It’s been three years since Bartlett Arboretum in Belle Plaine won a $25,000 grant from a California winery to clean out the Euphrates Creek that often floods the property and surrounding area. But the work has only now started.
Why the wait?
“We couldn’t do anything about it while it was flooding,” arboretum steward Robin Macy said.
There was no problem with that this year.
“The creek is completely dry,” Macy said. “There’s been one other time since I’ve been here that it’s been that dry, but it doesn’t happen very often. … We’re trying to make something good from it. That’s been a metaphor for this place for years.”
The long-awaited repairs have started with the building of a concrete bridge to replace two wooden foot bridges that had deteriorated. When the bridge is completed it will allow visitors to once again circumnavigate the whole arboretum. Pulling silt out of the creek bed is also planned.
“The dredging will help abate some of the low-water flooding around the arb,” Macy said, and the new bridge will allow water to flow over it and through its hand rails rather than acting as a dam.
And while the $25,000 grant from Markham Vineyards will be used for the project, the money won’t be enough. So the Nitty Gritty Dirt Band is making a return appearance to the arboretum Nov. 13 to raise money toward completing the work. The band did another fundraiser for the arboretum in 2009.

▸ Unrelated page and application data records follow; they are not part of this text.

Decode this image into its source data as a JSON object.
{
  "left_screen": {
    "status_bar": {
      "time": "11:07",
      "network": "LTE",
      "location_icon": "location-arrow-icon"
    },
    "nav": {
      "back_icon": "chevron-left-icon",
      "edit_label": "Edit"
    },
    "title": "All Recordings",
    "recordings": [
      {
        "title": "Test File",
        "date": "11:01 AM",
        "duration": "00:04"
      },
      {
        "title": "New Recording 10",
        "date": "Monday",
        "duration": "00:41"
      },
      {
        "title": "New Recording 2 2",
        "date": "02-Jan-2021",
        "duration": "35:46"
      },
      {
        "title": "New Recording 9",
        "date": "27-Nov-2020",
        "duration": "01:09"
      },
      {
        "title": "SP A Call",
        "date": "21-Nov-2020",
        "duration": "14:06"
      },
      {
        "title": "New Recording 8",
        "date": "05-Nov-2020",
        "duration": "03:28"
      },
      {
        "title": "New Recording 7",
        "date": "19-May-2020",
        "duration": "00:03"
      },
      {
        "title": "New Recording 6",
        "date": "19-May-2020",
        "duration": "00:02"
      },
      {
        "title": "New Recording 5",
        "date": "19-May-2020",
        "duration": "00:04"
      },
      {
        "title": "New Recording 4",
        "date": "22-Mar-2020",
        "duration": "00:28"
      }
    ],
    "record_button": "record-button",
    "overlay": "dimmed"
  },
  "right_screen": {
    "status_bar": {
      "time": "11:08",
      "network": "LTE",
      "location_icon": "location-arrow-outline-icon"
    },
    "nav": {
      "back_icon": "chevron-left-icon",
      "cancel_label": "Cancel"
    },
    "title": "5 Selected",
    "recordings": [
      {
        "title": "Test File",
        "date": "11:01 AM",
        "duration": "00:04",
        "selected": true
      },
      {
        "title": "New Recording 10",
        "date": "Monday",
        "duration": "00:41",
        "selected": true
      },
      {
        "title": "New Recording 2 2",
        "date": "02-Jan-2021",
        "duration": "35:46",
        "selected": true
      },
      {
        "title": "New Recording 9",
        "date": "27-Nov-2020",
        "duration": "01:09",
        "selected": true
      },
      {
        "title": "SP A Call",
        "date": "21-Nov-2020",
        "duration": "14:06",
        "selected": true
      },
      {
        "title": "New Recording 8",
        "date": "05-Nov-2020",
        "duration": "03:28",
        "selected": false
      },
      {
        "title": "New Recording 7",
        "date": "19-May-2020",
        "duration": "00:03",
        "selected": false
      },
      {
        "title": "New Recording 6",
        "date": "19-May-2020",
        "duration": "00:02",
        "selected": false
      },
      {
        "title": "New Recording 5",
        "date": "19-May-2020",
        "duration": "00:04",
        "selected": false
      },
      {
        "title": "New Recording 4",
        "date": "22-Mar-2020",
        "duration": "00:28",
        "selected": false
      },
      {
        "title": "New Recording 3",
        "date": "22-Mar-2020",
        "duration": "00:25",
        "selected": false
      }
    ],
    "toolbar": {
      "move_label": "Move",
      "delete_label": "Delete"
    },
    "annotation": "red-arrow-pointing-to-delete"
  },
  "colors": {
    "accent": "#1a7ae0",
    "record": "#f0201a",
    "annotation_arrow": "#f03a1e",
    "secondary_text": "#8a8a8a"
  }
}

“I don’t want these people to see (the creek) all dry like this, but it’s even better because they can see how incredibly beautiful this is if only we can dredge this.”
The concert will be at 3:30 p.m. outdoors at the arboretum unless the weather is inclement. In that case it will be moved to the Orpheum Theatre in Wichita. Tickets are $25, or $100 for other perks, including a pre-concert gala.
After the concert, a documentary about the arboretum financed by the Kansas Humanities Council as part of Kansas’ sesquicentennial will make its premiere. “Uncommon Ground” by Jaime Green is part of an initiative called “Kansans Tell Their Stories.”
The last time the creek was dredged, in the 1950s, the organic matter from the creek bed was carried to a clearing in the arboretum’s stately trees. A broad zoysia lawn, affectionately known as “the Big Z,” was then planted on top.
“So about every 50 years it looks like the arb’s going to need to be dredged,” Macy said.
When the silt is pulled out of the creek this time, it will go to build up a prairie on the edge of the property where passing trains come into view.
“It’s great organic matter,” Macy said. “It has to break down, but we’ll spread it and do berms and help buffer the train whistle.”
As she goes along, Macy is trying to build things, including bridges, that will stand the test of time at the arboretum. Ironically, even though the arboretum’s crowning glory is its trees, this translates into not building with wood. The new, elliptical bridge will be built of concrete and rebar, but that doesn’t mean it won’t be charming. Bruce Bourget of Augusta, a self-made architect and engineer whom Macy calls the “Michelangelo of the woods,” came up with the conceptual design.
“It was really important to me that it looks like it lives here, like it’s something from the turn of the century and not a new improvement,” Macy said of the new bridge. The hand rails will be a rusty kind of wrought iron.
“It was a big dream for the arb.”
Macy hopes the dredging and bridge construction will be done by the big spring event, Art at the Arb, in April, during Belle Plaine’s Tulip Time.
As a casino and other development are built north of the arboretum in Mulvane, Macy hopes that precautions are being taken to prevent more run-off. She’s grateful that the farmer south of her has dredged his section of the creek, helping not only the arboretum but surrounding housing developments.
“It cycles around,” Macy said.